ASSIGNMENT:
Would you output the following records verbatim and skip the images in them?

Dataset rows describing interfaces:
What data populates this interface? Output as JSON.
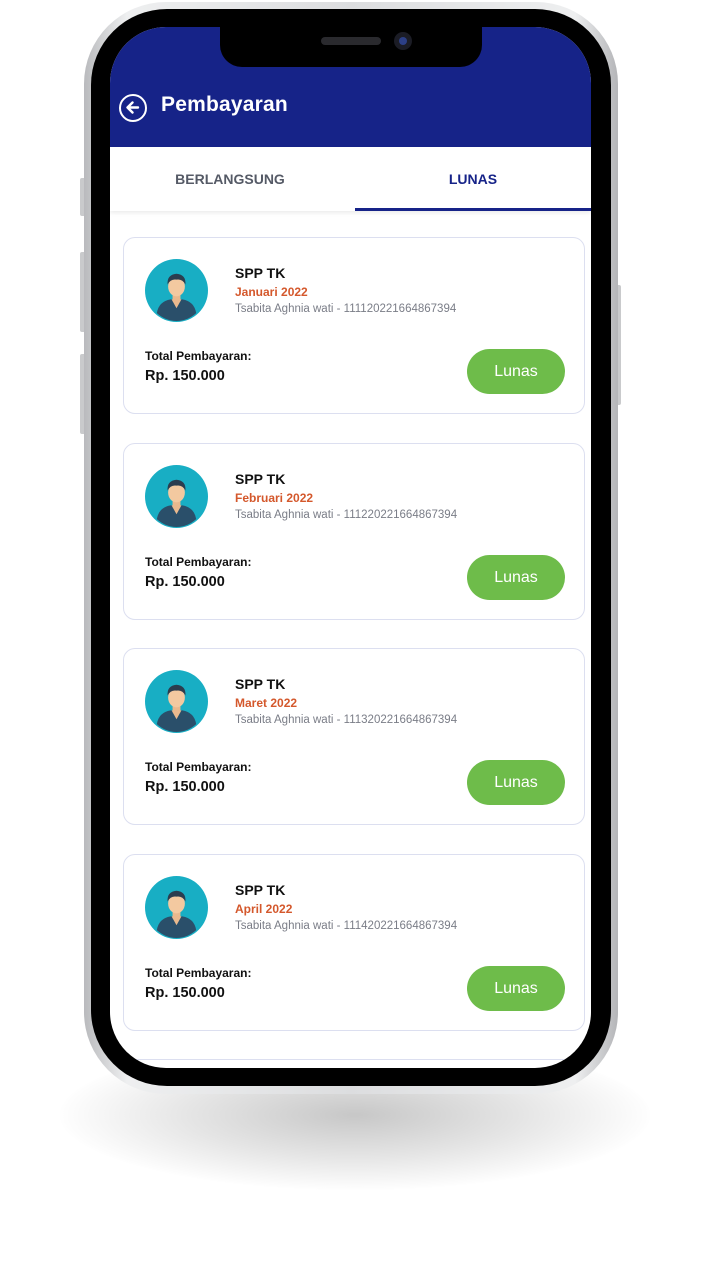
{
  "header": {
    "title": "Pembayaran"
  },
  "tabs": [
    {
      "label": "BERLANGSUNG",
      "active": false
    },
    {
      "label": "LUNAS",
      "active": true
    }
  ],
  "payments": [
    {
      "title": "SPP TK",
      "month": "Januari 2022",
      "subtitle": "Tsabita Aghnia wati - 111120221664867394",
      "total_label": "Total Pembayaran:",
      "amount": "Rp. 150.000",
      "status": "Lunas"
    },
    {
      "title": "SPP TK",
      "month": "Februari 2022",
      "subtitle": "Tsabita Aghnia wati - 111220221664867394",
      "total_label": "Total Pembayaran:",
      "amount": "Rp. 150.000",
      "status": "Lunas"
    },
    {
      "title": "SPP TK",
      "month": "Maret 2022",
      "subtitle": "Tsabita Aghnia wati - 111320221664867394",
      "total_label": "Total Pembayaran:",
      "amount": "Rp. 150.000",
      "status": "Lunas"
    },
    {
      "title": "SPP TK",
      "month": "April 2022",
      "subtitle": "Tsabita Aghnia wati - 111420221664867394",
      "total_label": "Total Pembayaran:",
      "amount": "Rp. 150.000",
      "status": "Lunas"
    }
  ],
  "colors": {
    "header_bg": "#162388",
    "month_text": "#d4582c",
    "status_bg": "#6ebc4a",
    "avatar_bg": "#18aec4"
  },
  "icons": {
    "back": "arrow-left-circle-icon",
    "avatar": "student-avatar-icon"
  }
}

ANSWER:
What data populates this interface? Output as JSON.
{
  "header": {
    "title": "Pembayaran"
  },
  "tabs": [
    {
      "label": "BERLANGSUNG",
      "active": false
    },
    {
      "label": "LUNAS",
      "active": true
    }
  ],
  "payments": [
    {
      "title": "SPP TK",
      "month": "Januari 2022",
      "subtitle": "Tsabita Aghnia wati - 111120221664867394",
      "total_label": "Total Pembayaran:",
      "amount": "Rp. 150.000",
      "status": "Lunas"
    },
    {
      "title": "SPP TK",
      "month": "Februari 2022",
      "subtitle": "Tsabita Aghnia wati - 111220221664867394",
      "total_label": "Total Pembayaran:",
      "amount": "Rp. 150.000",
      "status": "Lunas"
    },
    {
      "title": "SPP TK",
      "month": "Maret 2022",
      "subtitle": "Tsabita Aghnia wati - 111320221664867394",
      "total_label": "Total Pembayaran:",
      "amount": "Rp. 150.000",
      "status": "Lunas"
    },
    {
      "title": "SPP TK",
      "month": "April 2022",
      "subtitle": "Tsabita Aghnia wati - 111420221664867394",
      "total_label": "Total Pembayaran:",
      "amount": "Rp. 150.000",
      "status": "Lunas"
    }
  ],
  "colors": {
    "header_bg": "#162388",
    "month_text": "#d4582c",
    "status_bg": "#6ebc4a",
    "avatar_bg": "#18aec4"
  },
  "icons": {
    "back": "arrow-left-circle-icon",
    "avatar": "student-avatar-icon"
  }
}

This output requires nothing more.